In Kyiv, we are discussing a wide range of issues and joint action plans in Ukraine, in Brussels and in major European capitals. We speak frankly because we know the members of both the Rada and the Government well, so there is no need to waste time on diplomatic niceties. It is obvious that the situation on the front line as everywhere else is difficult, but this does not diminish the determination of the Ukrainian leaders. We need a lot more weapons (the end of the war depends on it!); we need financial support now and regularly, not six months later; we neededed the Special Tribunal for the crimes of aggression already yesterday; we need an understanding in the minds and in the hearts of all the Western leaders that this is not just Ukraine’s war against Russian aggression, but also the West’s war against Russian terrorism – because we hear an open question in one of the offices in Kyiv – do the Westerners really want the West to win the war in the near future? If so, the weapons from the West must be delivered not “according to plan”, but as much as it is needed to achieve victory. Or maybe the West’s plan is to exhaust Russia as long as possible with the war it has started? But how many lives will this cost to Ukraine?
Thus for three days we talked, we communicated and we were trying to find out details about the situation in Ukraine. Now we are back to business. For Ukraine’s sake. United for Ukraine!
Ukraine is returning to Europe, to the West. It is returning through blood, through enormous sacrifices, through war. It is returning as a great national power, as a new, enormous human energy. Ukraine is already shaking the world: waking up the geopolitically lazy West and drowning the Putin regime in the ruins of its own terror and imperial nostalgia.

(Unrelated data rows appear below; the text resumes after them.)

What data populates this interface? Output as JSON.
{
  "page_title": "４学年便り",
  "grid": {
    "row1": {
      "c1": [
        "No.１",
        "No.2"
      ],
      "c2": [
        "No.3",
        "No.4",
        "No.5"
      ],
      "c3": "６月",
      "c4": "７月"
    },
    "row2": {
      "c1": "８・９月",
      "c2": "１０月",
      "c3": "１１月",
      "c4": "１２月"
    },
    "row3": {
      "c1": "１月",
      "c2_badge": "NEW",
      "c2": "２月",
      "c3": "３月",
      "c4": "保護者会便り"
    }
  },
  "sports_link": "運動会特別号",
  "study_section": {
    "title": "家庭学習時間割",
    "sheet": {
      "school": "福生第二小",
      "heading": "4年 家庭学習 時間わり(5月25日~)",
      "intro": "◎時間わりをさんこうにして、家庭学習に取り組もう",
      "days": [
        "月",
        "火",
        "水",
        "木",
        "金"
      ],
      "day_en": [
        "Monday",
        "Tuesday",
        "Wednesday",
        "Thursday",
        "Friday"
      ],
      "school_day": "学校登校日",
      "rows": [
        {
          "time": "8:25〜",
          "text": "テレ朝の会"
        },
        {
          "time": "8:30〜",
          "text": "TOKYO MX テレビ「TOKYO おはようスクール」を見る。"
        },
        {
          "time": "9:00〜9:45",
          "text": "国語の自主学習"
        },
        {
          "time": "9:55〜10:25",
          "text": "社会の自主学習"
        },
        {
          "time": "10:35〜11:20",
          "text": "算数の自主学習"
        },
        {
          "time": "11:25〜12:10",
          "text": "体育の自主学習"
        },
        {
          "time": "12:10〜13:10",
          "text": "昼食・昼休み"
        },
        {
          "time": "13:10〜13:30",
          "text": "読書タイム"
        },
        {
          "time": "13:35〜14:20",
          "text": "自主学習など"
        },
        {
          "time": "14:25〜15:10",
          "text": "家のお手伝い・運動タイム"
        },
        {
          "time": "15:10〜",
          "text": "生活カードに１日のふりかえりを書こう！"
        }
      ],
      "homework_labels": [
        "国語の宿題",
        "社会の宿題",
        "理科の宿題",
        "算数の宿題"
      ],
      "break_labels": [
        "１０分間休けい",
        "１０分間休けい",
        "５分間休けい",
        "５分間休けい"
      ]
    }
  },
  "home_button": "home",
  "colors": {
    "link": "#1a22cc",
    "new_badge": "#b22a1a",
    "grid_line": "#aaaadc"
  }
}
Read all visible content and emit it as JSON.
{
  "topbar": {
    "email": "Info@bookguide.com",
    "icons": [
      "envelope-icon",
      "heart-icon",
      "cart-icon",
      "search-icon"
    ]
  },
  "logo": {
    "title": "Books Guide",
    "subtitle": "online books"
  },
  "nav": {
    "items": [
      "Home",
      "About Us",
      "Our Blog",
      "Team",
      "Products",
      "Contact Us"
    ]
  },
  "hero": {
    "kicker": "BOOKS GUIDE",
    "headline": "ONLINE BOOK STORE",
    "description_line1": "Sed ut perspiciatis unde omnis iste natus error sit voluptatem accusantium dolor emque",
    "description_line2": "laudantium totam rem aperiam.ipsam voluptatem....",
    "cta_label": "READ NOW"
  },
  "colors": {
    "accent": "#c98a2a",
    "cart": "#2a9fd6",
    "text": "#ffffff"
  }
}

On the train back to Poland, we stand at the border for several hours. For no reason. Even the bureaucratic Europe must finally open the gates and the barriers to Ukraine. Because it is not only Ukraine that needs this, it is Europe itself that needs this. Not everyone in Europe understands this yet. That’s why we are planning next visits of the U4U network to Paris, Stockholm (Sweden is taking over the rotating Presidency of the European Union at the beginning of next year) and Rome. Then to Washington. In addition, intensive work will be done in Brussels itself. The frontline of the U4U political wars is the Western capitals. And we will win!
In Ukraine, we kept repeating: “Razom do Peremogi!” Together to Victory!!!